[EXERCISE DESCRIPTION]: In the records below, find each line with "screenshot" and copy it.
Segment Start: EXTRACTED RECORDS
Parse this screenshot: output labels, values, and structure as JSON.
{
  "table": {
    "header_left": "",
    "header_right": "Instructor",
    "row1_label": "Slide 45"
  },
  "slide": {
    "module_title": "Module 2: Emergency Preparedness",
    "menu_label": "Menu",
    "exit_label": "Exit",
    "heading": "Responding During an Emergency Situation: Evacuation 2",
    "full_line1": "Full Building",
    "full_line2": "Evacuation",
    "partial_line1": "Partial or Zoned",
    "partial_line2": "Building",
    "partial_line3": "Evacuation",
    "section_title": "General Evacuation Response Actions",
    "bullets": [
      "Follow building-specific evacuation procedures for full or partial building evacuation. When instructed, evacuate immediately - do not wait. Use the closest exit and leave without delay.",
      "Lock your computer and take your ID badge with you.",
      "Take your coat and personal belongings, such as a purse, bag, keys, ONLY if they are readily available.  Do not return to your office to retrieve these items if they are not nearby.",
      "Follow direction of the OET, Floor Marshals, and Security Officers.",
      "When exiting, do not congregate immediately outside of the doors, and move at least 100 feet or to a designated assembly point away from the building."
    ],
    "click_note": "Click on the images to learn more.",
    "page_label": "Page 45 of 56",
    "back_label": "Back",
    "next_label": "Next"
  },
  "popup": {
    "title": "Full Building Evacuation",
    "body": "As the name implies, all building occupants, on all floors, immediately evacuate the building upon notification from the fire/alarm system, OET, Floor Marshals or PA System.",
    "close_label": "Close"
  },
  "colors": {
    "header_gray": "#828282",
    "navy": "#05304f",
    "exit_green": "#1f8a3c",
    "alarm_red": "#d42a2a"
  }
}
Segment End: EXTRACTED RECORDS
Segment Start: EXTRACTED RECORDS
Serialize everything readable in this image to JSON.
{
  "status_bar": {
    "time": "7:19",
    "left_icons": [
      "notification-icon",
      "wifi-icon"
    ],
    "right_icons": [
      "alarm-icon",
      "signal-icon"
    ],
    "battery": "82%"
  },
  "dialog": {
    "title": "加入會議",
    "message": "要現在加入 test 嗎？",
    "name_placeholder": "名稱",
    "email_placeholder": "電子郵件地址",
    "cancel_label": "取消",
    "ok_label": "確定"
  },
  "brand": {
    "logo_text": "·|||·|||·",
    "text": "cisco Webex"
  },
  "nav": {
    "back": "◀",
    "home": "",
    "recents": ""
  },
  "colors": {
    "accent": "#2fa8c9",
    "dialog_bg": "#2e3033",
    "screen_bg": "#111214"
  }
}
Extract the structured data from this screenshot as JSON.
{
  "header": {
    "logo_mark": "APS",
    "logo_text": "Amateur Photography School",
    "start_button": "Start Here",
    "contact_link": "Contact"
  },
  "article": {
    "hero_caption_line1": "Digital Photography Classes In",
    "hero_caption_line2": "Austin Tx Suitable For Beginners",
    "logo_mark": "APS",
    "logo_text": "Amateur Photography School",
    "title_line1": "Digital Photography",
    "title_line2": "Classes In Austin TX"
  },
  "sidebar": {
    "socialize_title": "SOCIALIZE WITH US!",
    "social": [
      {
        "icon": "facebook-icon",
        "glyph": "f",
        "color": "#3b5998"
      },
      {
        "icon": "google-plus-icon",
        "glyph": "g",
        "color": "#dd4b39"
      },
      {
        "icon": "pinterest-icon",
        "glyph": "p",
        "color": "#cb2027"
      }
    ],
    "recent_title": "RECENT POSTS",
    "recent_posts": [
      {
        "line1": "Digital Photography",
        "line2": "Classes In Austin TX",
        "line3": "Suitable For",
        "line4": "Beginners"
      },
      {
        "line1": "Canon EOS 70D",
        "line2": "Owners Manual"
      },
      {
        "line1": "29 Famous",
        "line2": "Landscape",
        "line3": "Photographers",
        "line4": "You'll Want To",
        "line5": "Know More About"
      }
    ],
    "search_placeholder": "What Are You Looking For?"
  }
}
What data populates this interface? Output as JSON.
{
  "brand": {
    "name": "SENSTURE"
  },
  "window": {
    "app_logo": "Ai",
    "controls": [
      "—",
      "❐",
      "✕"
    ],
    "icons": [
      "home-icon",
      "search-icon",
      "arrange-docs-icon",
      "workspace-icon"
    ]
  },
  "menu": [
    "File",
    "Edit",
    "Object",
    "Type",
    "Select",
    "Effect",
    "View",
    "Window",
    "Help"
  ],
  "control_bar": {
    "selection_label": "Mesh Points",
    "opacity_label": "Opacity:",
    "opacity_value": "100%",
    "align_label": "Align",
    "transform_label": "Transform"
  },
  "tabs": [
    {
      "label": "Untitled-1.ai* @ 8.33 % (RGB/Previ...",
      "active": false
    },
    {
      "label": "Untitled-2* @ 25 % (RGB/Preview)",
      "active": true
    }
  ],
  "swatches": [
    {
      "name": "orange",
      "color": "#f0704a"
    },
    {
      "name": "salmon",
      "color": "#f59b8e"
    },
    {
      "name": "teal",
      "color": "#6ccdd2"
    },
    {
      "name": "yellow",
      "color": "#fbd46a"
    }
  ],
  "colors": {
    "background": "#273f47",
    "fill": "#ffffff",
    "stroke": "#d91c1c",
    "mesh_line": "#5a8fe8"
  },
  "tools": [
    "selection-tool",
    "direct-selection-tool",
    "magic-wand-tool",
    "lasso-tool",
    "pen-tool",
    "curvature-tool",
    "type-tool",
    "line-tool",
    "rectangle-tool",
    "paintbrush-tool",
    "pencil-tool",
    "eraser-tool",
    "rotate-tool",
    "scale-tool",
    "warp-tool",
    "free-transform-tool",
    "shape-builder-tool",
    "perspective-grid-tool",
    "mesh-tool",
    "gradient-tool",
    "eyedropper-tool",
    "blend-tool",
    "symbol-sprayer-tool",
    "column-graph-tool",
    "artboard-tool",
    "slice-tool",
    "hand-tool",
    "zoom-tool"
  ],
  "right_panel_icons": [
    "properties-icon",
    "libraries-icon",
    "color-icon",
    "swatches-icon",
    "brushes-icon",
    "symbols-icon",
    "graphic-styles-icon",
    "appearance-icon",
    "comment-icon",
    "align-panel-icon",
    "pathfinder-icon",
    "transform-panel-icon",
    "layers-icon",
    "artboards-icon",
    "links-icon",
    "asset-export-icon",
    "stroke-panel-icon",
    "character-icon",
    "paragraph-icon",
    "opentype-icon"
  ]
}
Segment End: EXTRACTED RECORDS
[RESULT FOR THIS EXERCISE]:
Parse this screenshot: output labels, values, and structure as JSON.
Extract the structured data from this screenshot as JSON.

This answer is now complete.